Dataset records Start Marker
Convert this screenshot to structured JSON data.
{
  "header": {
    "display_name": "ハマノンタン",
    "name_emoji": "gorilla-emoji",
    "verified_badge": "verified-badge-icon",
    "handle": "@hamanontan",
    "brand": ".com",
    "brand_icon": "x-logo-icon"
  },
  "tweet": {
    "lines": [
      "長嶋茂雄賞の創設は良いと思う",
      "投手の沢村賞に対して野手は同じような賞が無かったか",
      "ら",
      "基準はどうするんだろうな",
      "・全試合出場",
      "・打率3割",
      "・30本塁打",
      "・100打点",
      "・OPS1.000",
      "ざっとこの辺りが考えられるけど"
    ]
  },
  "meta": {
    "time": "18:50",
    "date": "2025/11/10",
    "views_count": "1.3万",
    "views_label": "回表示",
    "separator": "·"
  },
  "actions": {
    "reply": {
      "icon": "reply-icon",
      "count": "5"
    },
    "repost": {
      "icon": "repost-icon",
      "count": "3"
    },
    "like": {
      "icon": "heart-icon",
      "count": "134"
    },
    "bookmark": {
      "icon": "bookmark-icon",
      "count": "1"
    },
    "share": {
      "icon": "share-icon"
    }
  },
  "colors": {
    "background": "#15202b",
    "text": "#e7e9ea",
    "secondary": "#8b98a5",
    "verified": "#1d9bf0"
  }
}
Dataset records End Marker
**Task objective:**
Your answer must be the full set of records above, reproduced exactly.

**Solution:**
Convert this screenshot to structured JSON data.
{
  "header": {
    "display_name": "ハマノンタン",
    "name_emoji": "gorilla-emoji",
    "verified_badge": "verified-badge-icon",
    "handle": "@hamanontan",
    "brand": ".com",
    "brand_icon": "x-logo-icon"
  },
  "tweet": {
    "lines": [
      "長嶋茂雄賞の創設は良いと思う",
      "投手の沢村賞に対して野手は同じような賞が無かったか",
      "ら",
      "基準はどうするんだろうな",
      "・全試合出場",
      "・打率3割",
      "・30本塁打",
      "・100打点",
      "・OPS1.000",
      "ざっとこの辺りが考えられるけど"
    ]
  },
  "meta": {
    "time": "18:50",
    "date": "2025/11/10",
    "views_count": "1.3万",
    "views_label": "回表示",
    "separator": "·"
  },
  "actions": {
    "reply": {
      "icon": "reply-icon",
      "count": "5"
    },
    "repost": {
      "icon": "repost-icon",
      "count": "3"
    },
    "like": {
      "icon": "heart-icon",
      "count": "134"
    },
    "bookmark": {
      "icon": "bookmark-icon",
      "count": "1"
    },
    "share": {
      "icon": "share-icon"
    }
  },
  "colors": {
    "background": "#15202b",
    "text": "#e7e9ea",
    "secondary": "#8b98a5",
    "verified": "#1d9bf0"
  }
}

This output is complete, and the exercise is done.